"Salmon the father of Boaz, whose mother was Rahab" (Matthew 1:5).
Many first-time Bible readers are surprised to learn that the New Testament begins with a genealogy (Matthew 1:1-16), the lineage of Jesus’ family tree. Those same readers are even more surprised when Rahab shows up on the list.
So who was Rahab in the Bible? She is almost always mentioned in the Bible as “Rahab the harlot." But her story goes far beyond simply being a harlot, or "loose woman".
Rahab was also a Canaanite, who were the hated enemies of Israel. The most remarkable deed of Rahab was actually telling a lie, to protect two spies of Joshua. Hence, it is strange that a Harlot, a Canaanite, and a liar is known as a distinguished Bible figure. You wouldn’t think she would have much chance of making the list of renowned biblical characters, but there she is.
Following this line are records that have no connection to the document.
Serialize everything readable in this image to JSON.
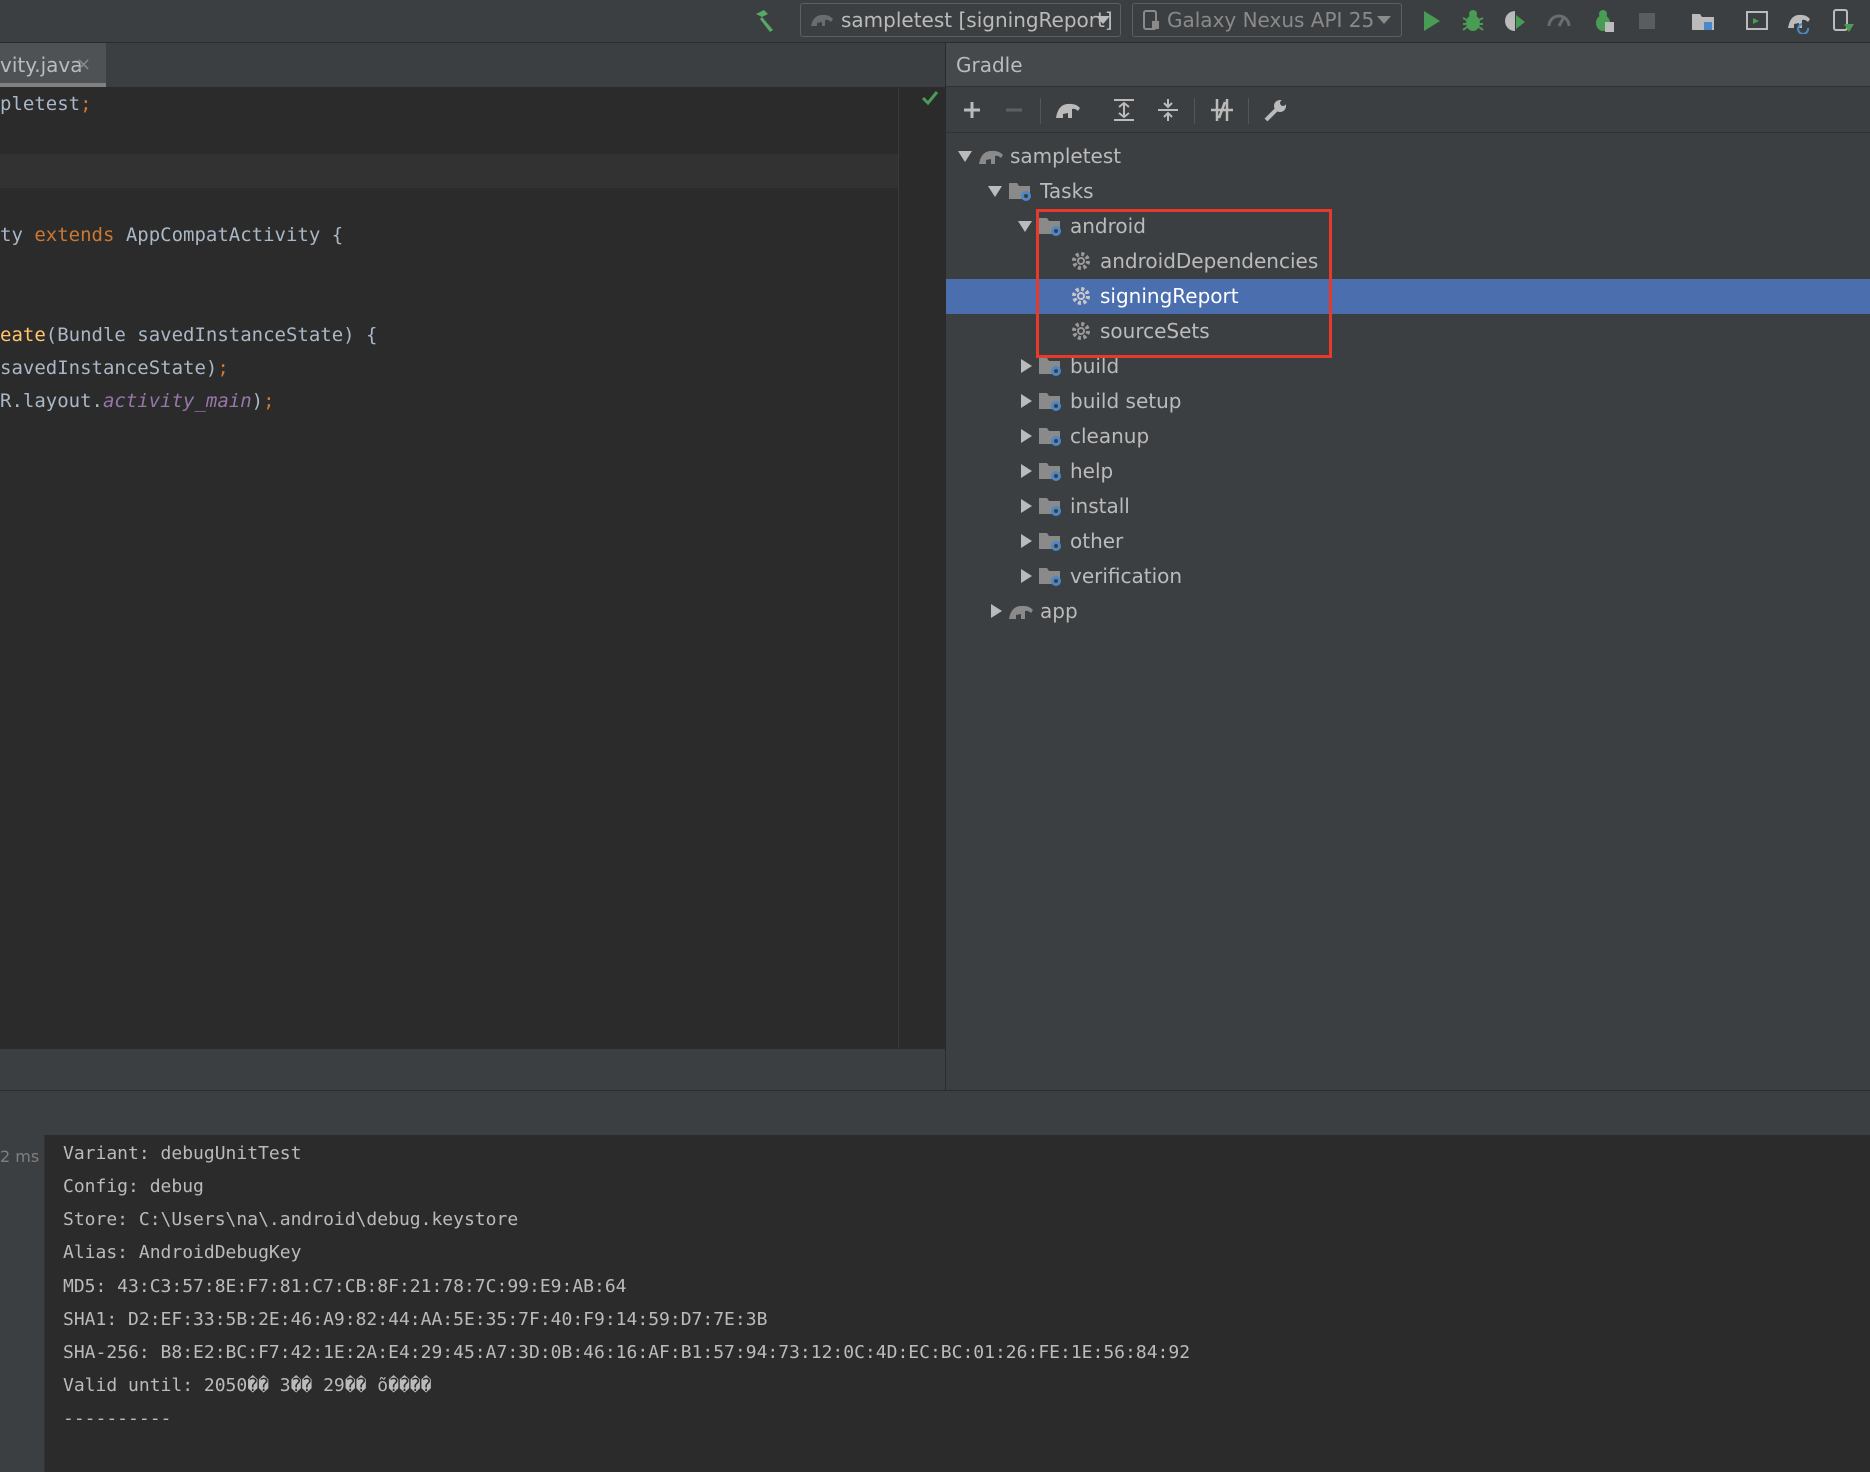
{
  "toolbar": {
    "run_config": "sampletest [signingReport]",
    "device": "Galaxy Nexus API 25"
  },
  "tab": {
    "label": "vity.java",
    "close": "×"
  },
  "editor": {
    "line1": {
      "a": "pletest",
      "b": ";"
    },
    "line2": {
      "a": "ty ",
      "kw": "extends",
      "b": " AppCompatActivity {"
    },
    "line3": {
      "fn": "eate",
      "b": "(Bundle savedInstanceState) {"
    },
    "line4": {
      "a": "savedInstanceState)",
      "b": ";"
    },
    "line5": {
      "a": "R.layout.",
      "it": "activity_main",
      "b": ")",
      "c": ";"
    }
  },
  "gradle": {
    "title": "Gradle",
    "tree": {
      "root": "sampletest",
      "tasks": "Tasks",
      "android": "android",
      "android_children": [
        "androidDependencies",
        "signingReport",
        "sourceSets"
      ],
      "groups": [
        "build",
        "build setup",
        "cleanup",
        "help",
        "install",
        "other",
        "verification"
      ],
      "app": "app"
    },
    "selected": "signingReport"
  },
  "console": {
    "timing": "2 ms",
    "lines": [
      "Variant: debugUnitTest",
      "Config: debug",
      "Store: C:\\Users\\na\\.android\\debug.keystore",
      "Alias: AndroidDebugKey",
      "MD5: 43:C3:57:8E:F7:81:C7:CB:8F:21:78:7C:99:E9:AB:64",
      "SHA1: D2:EF:33:5B:2E:46:A9:82:44:AA:5E:35:7F:40:F9:14:59:D7:7E:3B",
      "SHA-256: B8:E2:BC:F7:42:1E:2A:E4:29:45:A7:3D:0B:46:16:AF:B1:57:94:73:12:0C:4D:EC:BC:01:26:FE:1E:56:84:92",
      "Valid until: 2050�� 3�� 29�� õ����",
      "----------"
    ]
  },
  "colors": {
    "selection": "#4b6eaf",
    "annotation_box": "#e8392b",
    "run_green": "#499c54"
  }
}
The Story of Rahab
From the Book of Joshua, when the Hebrews were camped at Shittim, in the Jordan valley across from Jericho, Joshua sent out two spies to examine the fighting force of Jericho. The spies hid in Rahab's house, which was constructed into the city wall. The men who were sent to seize the spies asked Rahab to bring them out. Rather, she covered them under bunches of flax on the roof, protecting them from capture. Rahab said to the spies:
“I know that the LORD has given you this land and that a great fear of you has fallen on us, so that all who live in this country are melting in fear because of you. We have heard how the LORD dried up the water of the Red Sea for you when you came out of Egypt, and what you did to Sihon and Og, the two kings of the Amorites east of the Jordan, whom you completely destroyed. When we heard of it, our hearts melted in fear and everyone’s courage failed because of you, for the LORD your God is God in heaven above and on the earth below. “Now then, please swear to me by the LORD that you will show kindness to my family, because I have shown kindness to you. Give me a sure sign that you will spare the lives of my father and mother, my brothers and sisters, and all who belong to them—and that you will save us from death.” - Joshua 2:9-13 NIV
After escaping, the spies agreed to spare Rahab and her family after conquering the city. By placing a red cord out her window, Rahab secured her and her family's safety.
When the city of Jericho fell, Rahab and her whole family were saved from the agreement of the spies and were included among the Jewish people.
Rahab in the Genealogy of Jesus Christ
The book of the genealogy of Jesus Christ, the son of David, the son of Abraham. Abraham was the father of Isaac, and Isaac the father of Jacob, and Jacob the father of Judah and his brothers, and Judah the father of Perez and Zerah by Tamar, and Perez the father of Hezron, and Hezron the father of Ram, and Ram the father of Amminadab, and Amminadab the father of Nahshon, and Nahshon the father of Salmon, and Salmon the father of Boaz by Rahab, and Boaz the father of Obed by Ruth, and Obed the father of Jesse... Read the full lineage of Jesus in Matthew 1
What We Can Learn From Rahab
Rahab's life is a great story with many lessons, but we mustn’t miss the point that Rahab was a harlot. That was her “trade.” The men hid there because people would be accustomed to seeing strangers come and go at all hours of the night. We also can’t deny the fact that Rahab told a bald-faced lie. Is there anything good we can say about her? Yes! She was a woman of faith. You don’t have to take my word for it. Hebrews 11:31 says, “By faith Rahab ...” She was a believer!
“And in the same way was not also Rahab the prostitute justified by works when she received the messengers and sent them out by another way?” (James 2:25)
Many people are intimidated by Jesus Christ. They align him with a lot of religious paraphernalia-big sanctuaries, stained glass, beautiful choir, pipe organs, formal prayers, and all the rest. When they look at the trappings, it’s all very intimidating to them. To many in the world today, Jesus seems too good to be true.
This genealogy is in the Bible because it lets us know that he had a background a lot like yours and mine. He called himself “the friend of sinners,” and he said he didn’t come to call the righteous, but sinners to repentance. He said, “The Son of man has come to seek and to save that which is lost.” (Luke 19:10)
The same grace that Rahab experienced is now available to you and me. I invite you in Jesus’ name to come and be forgiven. He’s already made the first move. The next step is up to you.
Excerpts for this Article taken from Rahab: Harlot, Liar... Ancestor of Jesus? by Ray Pritchard